Raspberry Pi, a tiny, ultra cheap, Linux based PC went on sale Monday in the US and has already sold out.
The A version of the computer, which only costs $25 has 256 MB of RAM, a single USB 2.0 socket, an HDMI, SD card and 3.5 audio sockets and is only available for sale through Allied Electronics sold out in just one day.
The B version of the computer which retails for $35 is also out of stock and boasts 512 of RAM, two USB 2.0 sockets and an Ethernet port.
Both the A and B versions come equipped with an ARM processor and are extremely small- approximately the size of a credit card, making them suitable for a variety of creative, educational and practical applications.
Raspberry Pi launched in Europe in February last year and due to high demand it was launched in Asia last week and the US this week.
It was designed to interest school children in computer technology and programming and has already made over one million sales.
“We burned through the first 20,000 units quite quickly, and are building a few thousand a week at the moment, but we don’t have good visibility to sell through yet.
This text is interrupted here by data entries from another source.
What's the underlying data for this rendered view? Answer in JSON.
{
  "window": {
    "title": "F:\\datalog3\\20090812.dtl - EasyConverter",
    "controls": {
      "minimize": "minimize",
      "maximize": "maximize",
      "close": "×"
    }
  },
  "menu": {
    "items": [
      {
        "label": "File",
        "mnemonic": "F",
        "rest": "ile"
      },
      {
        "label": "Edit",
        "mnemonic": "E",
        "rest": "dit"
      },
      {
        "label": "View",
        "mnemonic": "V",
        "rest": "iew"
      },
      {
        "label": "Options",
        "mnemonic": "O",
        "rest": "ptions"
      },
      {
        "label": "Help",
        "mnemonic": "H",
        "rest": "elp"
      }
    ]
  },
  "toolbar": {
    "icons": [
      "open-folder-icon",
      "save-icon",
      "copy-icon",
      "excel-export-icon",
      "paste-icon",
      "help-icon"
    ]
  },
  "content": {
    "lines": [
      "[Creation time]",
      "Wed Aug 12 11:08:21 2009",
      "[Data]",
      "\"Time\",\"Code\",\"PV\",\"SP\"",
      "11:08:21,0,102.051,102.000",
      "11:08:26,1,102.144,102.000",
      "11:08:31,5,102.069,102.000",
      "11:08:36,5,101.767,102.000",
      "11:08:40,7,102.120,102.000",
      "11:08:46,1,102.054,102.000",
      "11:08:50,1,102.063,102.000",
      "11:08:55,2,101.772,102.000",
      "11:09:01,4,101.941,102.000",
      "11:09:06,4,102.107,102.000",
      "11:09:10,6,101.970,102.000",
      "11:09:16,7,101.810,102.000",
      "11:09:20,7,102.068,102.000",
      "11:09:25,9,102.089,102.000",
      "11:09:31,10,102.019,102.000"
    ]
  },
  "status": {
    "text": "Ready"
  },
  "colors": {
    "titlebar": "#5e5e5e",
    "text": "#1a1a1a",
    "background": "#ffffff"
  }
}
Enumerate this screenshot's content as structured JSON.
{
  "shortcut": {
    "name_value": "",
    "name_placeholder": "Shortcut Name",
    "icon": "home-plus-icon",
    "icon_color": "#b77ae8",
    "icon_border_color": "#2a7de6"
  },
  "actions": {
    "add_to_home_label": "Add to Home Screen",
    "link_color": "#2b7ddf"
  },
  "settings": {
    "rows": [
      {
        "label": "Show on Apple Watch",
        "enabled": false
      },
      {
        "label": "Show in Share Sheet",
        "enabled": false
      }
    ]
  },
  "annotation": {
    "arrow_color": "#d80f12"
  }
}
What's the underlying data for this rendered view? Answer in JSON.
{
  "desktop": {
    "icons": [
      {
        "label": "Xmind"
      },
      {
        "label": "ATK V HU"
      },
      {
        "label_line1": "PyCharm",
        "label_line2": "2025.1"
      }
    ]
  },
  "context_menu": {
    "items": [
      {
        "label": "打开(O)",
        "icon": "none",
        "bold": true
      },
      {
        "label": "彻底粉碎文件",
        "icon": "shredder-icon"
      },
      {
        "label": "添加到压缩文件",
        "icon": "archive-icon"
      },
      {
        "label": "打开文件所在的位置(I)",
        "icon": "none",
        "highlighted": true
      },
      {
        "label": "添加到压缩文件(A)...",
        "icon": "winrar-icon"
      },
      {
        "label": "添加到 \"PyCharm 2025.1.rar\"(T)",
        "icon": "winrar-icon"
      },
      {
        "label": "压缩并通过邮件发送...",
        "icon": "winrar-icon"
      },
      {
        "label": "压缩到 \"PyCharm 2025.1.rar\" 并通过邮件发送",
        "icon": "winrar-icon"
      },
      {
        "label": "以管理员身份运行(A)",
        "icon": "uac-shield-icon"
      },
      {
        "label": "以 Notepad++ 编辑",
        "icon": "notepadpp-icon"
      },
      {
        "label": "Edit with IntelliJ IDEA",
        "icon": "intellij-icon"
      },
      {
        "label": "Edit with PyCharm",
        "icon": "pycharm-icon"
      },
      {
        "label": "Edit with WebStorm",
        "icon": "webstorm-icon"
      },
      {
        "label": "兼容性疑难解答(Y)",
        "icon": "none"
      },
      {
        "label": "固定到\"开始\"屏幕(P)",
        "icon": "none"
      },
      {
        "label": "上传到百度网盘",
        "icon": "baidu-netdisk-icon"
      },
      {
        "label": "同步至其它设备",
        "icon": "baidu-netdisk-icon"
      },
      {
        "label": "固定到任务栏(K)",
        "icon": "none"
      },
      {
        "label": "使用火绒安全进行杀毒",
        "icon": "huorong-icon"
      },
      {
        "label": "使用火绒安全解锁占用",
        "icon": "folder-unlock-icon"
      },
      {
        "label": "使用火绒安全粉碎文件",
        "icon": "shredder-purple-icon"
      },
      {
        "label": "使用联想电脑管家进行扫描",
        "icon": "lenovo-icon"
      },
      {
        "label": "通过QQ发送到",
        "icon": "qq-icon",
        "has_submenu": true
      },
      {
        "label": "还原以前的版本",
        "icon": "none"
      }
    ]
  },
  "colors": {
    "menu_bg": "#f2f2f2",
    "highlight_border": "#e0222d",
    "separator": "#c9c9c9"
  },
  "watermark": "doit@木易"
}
I’d expect us to dip in and out of availability for the next month or so until we reach a steady state,” said Raspberry Pi founder, Eben Upton.
The Raspberry Pi has also been shortlisted by the London Design Museum’s “Designs of the Year’ awards, with judges commenting on its affordability, power and accessibility to children.